::: The records

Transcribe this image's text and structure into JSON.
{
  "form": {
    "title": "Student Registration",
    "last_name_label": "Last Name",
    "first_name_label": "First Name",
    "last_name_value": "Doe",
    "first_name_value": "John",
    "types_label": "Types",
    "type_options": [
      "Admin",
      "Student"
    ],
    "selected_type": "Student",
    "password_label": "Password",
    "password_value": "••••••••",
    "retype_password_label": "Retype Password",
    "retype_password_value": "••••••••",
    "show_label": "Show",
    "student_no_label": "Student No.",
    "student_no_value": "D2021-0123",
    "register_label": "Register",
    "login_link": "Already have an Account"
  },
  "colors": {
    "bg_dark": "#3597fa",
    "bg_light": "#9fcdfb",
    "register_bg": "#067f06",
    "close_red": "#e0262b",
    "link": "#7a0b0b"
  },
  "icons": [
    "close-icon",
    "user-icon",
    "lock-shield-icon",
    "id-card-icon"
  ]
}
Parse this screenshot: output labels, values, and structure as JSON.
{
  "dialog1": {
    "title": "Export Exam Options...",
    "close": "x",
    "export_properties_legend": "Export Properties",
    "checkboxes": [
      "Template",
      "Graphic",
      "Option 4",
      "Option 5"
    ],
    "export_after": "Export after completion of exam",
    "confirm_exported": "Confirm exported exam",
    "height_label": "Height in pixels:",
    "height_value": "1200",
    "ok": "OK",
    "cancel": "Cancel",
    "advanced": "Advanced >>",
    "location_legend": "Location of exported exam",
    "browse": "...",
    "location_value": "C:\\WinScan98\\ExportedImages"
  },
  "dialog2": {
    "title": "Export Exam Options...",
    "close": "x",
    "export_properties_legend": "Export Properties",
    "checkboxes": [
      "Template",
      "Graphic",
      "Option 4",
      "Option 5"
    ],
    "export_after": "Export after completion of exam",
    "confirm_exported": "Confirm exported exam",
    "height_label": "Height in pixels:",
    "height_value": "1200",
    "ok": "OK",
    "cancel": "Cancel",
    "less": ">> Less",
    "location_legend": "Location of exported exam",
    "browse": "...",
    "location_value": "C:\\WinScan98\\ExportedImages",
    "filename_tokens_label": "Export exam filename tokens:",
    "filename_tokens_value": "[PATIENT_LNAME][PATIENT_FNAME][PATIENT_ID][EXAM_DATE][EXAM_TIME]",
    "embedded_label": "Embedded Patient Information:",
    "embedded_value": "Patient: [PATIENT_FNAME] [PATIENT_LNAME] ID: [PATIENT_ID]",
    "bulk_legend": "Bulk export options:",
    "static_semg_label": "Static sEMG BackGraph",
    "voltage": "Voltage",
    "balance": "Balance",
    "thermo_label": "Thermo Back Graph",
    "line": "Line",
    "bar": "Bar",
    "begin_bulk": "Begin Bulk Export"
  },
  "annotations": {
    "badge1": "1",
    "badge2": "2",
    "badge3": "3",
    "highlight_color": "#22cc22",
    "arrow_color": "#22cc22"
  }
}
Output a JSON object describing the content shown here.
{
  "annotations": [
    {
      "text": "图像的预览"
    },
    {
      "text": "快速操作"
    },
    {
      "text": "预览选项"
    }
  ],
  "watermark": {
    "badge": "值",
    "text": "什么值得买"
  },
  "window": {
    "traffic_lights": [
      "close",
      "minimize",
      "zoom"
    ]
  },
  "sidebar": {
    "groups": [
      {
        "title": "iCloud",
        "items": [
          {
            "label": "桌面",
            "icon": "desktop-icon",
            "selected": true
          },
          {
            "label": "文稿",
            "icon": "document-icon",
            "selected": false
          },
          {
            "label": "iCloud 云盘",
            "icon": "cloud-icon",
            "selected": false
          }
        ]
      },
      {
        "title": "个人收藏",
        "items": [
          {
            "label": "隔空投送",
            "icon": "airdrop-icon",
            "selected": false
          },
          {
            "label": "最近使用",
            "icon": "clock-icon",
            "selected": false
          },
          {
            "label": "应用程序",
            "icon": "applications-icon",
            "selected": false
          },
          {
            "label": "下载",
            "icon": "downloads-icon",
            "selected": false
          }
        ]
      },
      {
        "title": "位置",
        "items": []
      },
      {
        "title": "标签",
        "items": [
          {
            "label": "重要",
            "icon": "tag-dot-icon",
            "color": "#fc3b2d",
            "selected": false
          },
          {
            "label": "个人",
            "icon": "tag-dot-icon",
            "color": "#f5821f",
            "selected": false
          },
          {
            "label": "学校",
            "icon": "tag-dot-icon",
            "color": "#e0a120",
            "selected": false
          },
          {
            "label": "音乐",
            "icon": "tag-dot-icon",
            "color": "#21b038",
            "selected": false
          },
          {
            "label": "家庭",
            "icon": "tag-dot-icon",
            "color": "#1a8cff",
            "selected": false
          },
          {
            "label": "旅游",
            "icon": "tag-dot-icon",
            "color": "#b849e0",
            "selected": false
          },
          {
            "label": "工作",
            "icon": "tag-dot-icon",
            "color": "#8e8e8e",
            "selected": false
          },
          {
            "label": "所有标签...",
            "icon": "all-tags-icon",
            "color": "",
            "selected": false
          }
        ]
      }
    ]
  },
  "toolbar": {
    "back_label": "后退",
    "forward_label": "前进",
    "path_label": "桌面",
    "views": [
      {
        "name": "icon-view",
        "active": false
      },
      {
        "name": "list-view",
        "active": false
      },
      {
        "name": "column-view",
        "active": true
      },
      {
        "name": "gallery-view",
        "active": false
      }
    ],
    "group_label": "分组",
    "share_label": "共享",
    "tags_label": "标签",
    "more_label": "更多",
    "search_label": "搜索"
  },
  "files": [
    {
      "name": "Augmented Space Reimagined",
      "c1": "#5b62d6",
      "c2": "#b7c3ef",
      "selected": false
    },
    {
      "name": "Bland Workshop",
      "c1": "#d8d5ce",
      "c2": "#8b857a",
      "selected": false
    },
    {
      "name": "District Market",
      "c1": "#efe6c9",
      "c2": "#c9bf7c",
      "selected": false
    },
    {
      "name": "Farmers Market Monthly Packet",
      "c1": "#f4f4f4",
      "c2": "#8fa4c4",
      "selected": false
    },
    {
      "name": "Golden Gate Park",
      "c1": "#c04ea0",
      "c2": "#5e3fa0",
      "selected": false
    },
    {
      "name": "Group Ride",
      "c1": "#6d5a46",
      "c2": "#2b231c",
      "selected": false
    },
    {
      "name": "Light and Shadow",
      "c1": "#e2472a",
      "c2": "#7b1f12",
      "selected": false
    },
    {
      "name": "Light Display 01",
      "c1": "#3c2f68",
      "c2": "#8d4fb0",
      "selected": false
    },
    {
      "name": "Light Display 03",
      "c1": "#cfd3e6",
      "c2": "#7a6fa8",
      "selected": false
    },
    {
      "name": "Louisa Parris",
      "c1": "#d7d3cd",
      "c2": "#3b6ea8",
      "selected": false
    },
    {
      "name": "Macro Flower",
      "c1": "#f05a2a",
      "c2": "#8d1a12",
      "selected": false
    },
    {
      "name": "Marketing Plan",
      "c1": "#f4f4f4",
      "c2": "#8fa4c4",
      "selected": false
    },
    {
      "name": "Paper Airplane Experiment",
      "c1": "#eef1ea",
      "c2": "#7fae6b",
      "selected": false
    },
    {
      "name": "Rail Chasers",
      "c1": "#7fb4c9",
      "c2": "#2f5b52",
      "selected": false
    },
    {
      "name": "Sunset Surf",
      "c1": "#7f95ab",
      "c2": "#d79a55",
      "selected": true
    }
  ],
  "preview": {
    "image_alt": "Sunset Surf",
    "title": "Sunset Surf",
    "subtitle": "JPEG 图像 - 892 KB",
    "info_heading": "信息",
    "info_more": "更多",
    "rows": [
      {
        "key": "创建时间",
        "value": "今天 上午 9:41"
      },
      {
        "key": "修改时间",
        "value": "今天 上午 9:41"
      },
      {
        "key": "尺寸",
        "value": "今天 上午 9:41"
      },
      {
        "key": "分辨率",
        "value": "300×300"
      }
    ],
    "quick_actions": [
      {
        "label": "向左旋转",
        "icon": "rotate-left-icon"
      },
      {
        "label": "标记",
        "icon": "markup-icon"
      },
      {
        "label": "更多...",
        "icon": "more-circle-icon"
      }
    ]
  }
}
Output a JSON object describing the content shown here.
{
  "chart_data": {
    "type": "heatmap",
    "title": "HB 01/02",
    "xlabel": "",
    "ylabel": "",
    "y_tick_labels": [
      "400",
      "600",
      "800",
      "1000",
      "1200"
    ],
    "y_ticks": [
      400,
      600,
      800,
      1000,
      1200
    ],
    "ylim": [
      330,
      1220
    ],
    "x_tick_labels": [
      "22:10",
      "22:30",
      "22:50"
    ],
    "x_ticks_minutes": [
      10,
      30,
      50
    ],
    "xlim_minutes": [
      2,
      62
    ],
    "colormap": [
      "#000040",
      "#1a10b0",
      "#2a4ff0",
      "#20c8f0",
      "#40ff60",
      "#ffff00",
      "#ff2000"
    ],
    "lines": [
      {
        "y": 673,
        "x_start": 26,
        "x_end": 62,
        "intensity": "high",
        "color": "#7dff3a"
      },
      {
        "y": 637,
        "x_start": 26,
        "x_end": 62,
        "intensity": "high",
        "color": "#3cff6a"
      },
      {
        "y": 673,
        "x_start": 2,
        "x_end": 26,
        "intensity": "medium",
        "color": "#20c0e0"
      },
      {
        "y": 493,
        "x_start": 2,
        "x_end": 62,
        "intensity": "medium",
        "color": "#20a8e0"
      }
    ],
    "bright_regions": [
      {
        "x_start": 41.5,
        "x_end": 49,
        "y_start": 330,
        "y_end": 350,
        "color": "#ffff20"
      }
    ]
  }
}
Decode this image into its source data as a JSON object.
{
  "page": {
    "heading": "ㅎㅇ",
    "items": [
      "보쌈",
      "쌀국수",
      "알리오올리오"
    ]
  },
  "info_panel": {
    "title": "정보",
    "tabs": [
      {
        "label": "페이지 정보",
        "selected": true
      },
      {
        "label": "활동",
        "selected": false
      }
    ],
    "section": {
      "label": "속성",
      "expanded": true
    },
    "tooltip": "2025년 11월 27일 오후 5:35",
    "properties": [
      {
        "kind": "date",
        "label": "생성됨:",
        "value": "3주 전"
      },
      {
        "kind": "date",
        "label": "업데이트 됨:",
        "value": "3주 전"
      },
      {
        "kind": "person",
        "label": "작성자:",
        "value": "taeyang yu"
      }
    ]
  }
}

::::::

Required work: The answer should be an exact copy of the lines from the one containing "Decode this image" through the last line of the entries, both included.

Expected answer:
Decode this image into its source data as a JSON object.
{
  "page": {
    "heading": "ㅎㅇ",
    "items": [
      "보쌈",
      "쌀국수",
      "알리오올리오"
    ]
  },
  "info_panel": {
    "title": "정보",
    "tabs": [
      {
        "label": "페이지 정보",
        "selected": true
      },
      {
        "label": "활동",
        "selected": false
      }
    ],
    "section": {
      "label": "속성",
      "expanded": true
    },
    "tooltip": "2025년 11월 27일 오후 5:35",
    "properties": [
      {
        "kind": "date",
        "label": "생성됨:",
        "value": "3주 전"
      },
      {
        "kind": "date",
        "label": "업데이트 됨:",
        "value": "3주 전"
      },
      {
        "kind": "person",
        "label": "작성자:",
        "value": "taeyang yu"
      }
    ]
  }
}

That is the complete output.